Upon hearing of the new change at the helm, I couldn’t help but think of another Oregon company—Nike—who not-so-long-ago had its own share of CEO drama as it rapidly transitioned through an outsider CEO, only to bring Mark Parker, an insider, up to the chief executive office.

The move has been a successful one for Nike. And here’s hoping that it’s equally successful for WebTrends.

Portland-based WebTrends provides web analytics and online marketing solutions to optimize marketing campaigns and customer engagement. WebTrends Marketing Lab delivers the industry’s most recognized analytics, SEM, and visitor intelligence solutions to enable companies to understand their customers, drive customer engagement, and enhance marketing and brand awareness. Thousands of leading global organizations, including General Mills, Microsoft, Reuters and Ticketmaster have chosen WebTrends business solutions and client services expertise to optimize their customers’ online experiences. For more information, visit: www.webtrends.com.

  1. He was never vp of sales for touchclarity. he ran a region! not us sales

  2. If its acquisition bait, it’s acquisition for a song. What have they got to sell? Products that are first generation web technology and difficult to improve as witnessed by their track record of releases? Unhappy customer base? Yoder may have gone to a good oregon college, but it seems to me that problem ridden webtrends would need more than a sales guy, and those that have met Yoder know that’s what he is — a hard charging sales guy that stops at nothing — apparently Stickel got in his way. Maybe that move was good for Alex, but we’ll see if it was good for webtrends.

  3. Wow, four CEOs in only 10 months!!!
    Let’s see–
    Greg Drew, to October 07
    Bruce Coleman, Oct 07 – March 08
    Dan Stickel, March 08 – August 08
    Alex Yoder, August 08 – TBD

    Not exactly confidence-building for customers. And, how does a guy who only held an executive role (VP Sales) for a few months since being back to the company get elevated to CEO? I’m sure he’s a really nice guy and good at sales management, but that’s a *VERY* different skill set than managing a software company- with all the demands of engineering, client services, finance, HR, etc.

    Good luck to them, but I don’t see a very long future for WebTrends– smells like acquisition bait to me.

  4. @Rick Good points, I’d agree.

  5. Macorayne is right in one respect, someone was brought in to clean house. But it was Stickel’s predecessor, Bruce Coleman, who did the cleaning. Coleman is a career “interim CEO” who had done that at other companies prior to WebTrends.
    One of Coleman’s other tasks was to find a permanent CEO – guess Coleman doesn’t get a 100% for this stint…

  6. Stickel was brought in to clean house. I don’t think he was ever meant to be long term. He was there to make some hard descision and then to leave to allow another CEO to lead the company in the right direction.

  7. @JMartens I agree that the business obligations of the respective CEO roles were very different. I think you’re absolutely right.

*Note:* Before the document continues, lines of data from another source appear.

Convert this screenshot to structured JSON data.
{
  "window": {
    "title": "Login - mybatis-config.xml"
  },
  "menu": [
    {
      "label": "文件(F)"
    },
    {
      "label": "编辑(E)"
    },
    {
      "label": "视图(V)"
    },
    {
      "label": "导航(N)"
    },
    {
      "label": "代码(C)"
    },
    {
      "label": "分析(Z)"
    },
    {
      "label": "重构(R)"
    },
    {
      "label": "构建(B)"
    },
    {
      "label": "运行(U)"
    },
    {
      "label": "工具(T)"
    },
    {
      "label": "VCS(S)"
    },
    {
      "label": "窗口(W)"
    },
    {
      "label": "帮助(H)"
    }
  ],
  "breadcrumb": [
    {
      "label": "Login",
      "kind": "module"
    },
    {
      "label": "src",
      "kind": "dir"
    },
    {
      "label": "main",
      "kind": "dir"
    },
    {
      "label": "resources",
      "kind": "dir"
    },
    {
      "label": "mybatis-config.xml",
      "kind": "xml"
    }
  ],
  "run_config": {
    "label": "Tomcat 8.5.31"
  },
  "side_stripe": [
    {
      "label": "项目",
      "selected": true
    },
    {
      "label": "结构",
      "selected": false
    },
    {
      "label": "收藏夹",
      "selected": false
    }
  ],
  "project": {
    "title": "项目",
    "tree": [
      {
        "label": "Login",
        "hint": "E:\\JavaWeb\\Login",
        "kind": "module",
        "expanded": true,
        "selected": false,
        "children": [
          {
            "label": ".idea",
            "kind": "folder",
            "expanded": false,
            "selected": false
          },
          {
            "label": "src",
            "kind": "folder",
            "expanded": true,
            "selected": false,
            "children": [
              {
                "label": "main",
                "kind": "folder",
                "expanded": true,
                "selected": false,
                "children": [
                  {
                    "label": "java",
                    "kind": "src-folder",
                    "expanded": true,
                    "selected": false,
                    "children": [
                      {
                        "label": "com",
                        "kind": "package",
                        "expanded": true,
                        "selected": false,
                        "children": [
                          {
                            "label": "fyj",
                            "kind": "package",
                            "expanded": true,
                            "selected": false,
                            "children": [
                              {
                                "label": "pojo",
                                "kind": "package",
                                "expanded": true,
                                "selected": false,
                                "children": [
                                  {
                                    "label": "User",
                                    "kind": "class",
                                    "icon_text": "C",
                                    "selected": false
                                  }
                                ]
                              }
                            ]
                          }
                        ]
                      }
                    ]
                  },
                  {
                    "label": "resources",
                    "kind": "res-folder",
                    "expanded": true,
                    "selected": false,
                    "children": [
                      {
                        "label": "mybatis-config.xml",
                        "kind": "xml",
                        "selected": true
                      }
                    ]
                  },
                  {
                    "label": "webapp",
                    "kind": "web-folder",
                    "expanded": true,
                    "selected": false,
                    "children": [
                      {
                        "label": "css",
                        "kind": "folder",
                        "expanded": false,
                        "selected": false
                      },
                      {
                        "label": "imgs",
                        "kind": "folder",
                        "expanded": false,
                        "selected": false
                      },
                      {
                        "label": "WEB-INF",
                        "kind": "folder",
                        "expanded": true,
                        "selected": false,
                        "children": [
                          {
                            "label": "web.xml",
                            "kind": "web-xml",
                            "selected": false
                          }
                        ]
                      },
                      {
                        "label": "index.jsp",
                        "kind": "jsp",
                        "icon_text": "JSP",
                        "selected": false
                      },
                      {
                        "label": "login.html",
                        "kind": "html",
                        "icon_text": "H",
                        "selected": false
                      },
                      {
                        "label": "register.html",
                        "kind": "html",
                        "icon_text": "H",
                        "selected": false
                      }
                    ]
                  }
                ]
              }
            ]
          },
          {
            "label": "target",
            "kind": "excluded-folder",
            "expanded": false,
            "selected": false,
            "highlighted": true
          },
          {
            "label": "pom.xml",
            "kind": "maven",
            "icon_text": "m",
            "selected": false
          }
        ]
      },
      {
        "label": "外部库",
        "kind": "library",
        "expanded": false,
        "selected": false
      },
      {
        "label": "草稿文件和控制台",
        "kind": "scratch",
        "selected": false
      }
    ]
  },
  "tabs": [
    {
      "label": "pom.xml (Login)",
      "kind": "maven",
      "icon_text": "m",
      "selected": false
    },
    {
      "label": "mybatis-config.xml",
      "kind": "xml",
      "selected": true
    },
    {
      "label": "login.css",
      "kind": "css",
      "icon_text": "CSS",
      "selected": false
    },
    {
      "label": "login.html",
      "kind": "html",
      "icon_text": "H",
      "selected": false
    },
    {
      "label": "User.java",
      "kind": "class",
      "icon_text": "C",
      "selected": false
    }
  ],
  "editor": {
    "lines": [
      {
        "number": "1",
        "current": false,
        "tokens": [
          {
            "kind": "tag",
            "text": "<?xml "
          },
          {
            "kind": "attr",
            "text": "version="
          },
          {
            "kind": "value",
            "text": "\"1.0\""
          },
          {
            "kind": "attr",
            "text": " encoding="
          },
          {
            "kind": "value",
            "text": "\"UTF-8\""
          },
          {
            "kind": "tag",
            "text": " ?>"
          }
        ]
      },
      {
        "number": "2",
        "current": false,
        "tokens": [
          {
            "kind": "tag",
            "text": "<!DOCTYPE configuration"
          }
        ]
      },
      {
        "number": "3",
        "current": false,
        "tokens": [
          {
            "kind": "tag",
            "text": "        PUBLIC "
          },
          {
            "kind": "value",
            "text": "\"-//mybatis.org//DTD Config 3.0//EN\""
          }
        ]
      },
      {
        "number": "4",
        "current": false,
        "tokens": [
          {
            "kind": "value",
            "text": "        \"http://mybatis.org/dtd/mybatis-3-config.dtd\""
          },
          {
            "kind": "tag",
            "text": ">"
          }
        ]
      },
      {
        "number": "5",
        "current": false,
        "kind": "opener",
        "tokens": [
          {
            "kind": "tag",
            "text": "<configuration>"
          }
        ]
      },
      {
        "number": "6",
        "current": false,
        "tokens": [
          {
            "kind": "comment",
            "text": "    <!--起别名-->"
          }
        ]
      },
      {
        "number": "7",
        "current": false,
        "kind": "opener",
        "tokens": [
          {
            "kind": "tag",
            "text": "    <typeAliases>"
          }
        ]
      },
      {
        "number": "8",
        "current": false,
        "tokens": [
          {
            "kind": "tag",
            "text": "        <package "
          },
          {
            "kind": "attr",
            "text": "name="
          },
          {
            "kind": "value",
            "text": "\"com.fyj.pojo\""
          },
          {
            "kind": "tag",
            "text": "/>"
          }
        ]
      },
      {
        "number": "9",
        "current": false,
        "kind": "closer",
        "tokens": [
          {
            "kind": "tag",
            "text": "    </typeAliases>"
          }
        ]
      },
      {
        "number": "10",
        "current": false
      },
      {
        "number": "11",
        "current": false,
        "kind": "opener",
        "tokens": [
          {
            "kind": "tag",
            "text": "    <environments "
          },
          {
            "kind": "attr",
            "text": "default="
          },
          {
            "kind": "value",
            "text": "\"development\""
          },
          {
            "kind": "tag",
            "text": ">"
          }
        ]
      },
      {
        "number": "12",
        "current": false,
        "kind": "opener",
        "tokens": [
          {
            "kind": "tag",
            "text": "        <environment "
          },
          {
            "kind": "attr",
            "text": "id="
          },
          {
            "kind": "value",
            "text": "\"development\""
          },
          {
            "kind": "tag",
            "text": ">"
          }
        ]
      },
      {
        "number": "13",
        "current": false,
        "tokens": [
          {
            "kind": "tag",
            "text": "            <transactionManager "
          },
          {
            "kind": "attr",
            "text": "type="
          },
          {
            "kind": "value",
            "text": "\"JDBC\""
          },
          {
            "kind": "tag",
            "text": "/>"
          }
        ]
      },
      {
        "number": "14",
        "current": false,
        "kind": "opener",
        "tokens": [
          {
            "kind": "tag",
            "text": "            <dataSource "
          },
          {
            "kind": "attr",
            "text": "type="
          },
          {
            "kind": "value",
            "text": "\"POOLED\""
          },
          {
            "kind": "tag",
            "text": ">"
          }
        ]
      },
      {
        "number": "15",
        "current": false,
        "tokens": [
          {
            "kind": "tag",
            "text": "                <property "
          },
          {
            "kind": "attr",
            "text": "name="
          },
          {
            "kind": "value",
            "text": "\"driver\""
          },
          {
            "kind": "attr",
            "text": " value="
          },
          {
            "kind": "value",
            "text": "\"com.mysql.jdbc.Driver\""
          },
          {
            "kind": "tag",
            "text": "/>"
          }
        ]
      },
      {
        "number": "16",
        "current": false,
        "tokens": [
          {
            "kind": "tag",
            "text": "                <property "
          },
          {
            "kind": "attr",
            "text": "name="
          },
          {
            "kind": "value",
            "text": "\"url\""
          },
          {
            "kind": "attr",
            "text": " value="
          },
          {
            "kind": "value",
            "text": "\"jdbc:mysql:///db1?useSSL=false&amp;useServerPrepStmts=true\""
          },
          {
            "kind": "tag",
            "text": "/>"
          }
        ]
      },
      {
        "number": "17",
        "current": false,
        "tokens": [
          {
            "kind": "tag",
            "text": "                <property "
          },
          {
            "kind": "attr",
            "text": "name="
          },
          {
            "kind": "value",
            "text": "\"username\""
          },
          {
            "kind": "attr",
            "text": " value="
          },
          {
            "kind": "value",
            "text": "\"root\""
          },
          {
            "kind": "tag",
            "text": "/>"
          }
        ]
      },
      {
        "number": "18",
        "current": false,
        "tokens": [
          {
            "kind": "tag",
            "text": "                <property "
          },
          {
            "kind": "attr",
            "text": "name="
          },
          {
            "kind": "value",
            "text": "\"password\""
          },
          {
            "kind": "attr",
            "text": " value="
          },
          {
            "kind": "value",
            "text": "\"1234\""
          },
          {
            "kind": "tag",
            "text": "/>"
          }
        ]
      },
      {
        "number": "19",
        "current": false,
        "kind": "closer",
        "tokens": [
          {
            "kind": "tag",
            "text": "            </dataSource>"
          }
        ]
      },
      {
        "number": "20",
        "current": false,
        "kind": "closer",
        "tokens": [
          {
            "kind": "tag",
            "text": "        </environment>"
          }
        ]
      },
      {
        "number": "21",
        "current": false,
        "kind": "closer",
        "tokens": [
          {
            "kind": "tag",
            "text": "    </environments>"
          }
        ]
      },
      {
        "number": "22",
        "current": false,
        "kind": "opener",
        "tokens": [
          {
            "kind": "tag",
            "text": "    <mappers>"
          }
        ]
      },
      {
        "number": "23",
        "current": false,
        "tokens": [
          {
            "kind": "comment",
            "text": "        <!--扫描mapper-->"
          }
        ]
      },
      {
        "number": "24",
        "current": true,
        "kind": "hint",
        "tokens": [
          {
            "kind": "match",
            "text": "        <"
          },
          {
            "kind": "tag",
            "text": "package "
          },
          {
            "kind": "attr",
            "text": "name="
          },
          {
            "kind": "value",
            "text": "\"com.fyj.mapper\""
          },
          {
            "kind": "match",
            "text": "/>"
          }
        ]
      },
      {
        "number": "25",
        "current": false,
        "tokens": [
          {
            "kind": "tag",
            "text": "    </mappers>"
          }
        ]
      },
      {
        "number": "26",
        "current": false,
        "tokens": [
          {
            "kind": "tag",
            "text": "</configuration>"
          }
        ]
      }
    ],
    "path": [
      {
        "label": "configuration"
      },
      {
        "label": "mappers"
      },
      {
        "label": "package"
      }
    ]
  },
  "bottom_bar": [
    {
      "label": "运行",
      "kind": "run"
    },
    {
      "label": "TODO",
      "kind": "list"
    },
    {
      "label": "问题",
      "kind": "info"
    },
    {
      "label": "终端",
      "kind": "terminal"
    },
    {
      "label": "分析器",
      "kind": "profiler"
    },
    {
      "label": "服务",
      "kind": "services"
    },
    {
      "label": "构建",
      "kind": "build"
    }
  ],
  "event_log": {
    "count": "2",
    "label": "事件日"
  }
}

    Mine take (as usual) was more from an emotional and cultural perspective, where they both seemed to be searching for “someone who knows the company culture to lead the company.”

    In that vein, both of those CEO stories seem incredibly similar.

  8. P.S. I was just reading that Forbes Magazine thinks Whitman is one of the top schools in the country and #1 in the state of Washington…not a bad place to be from!


  9. Was that one of the shortest CEO stints in Portland tech history? Maybe you should conduct a poll. Could be an amusing list to compile!

    I don’t know anything about what’s happening at WebTrends and wouldn’t dare to speculate, but I will say that when I met Stickel at an industry event, I got that big-city “I’m looking right through you because you’re not important enough for me to talk to” vibe. That doesn’t happen very often in Portland (thank goodness!) because we all know this is a small pond and we’re going to run into each other over and over again. So, maybe it was culture clash? 😉

  10. Even though Nike had a short lived CEO, I’d say the scenario’s are very, very different. Nike was looking for someone to continue the success and take over for a founder.

    WebTrends is trying to stay alive, find it’s place, and please investors.

Comments are closed.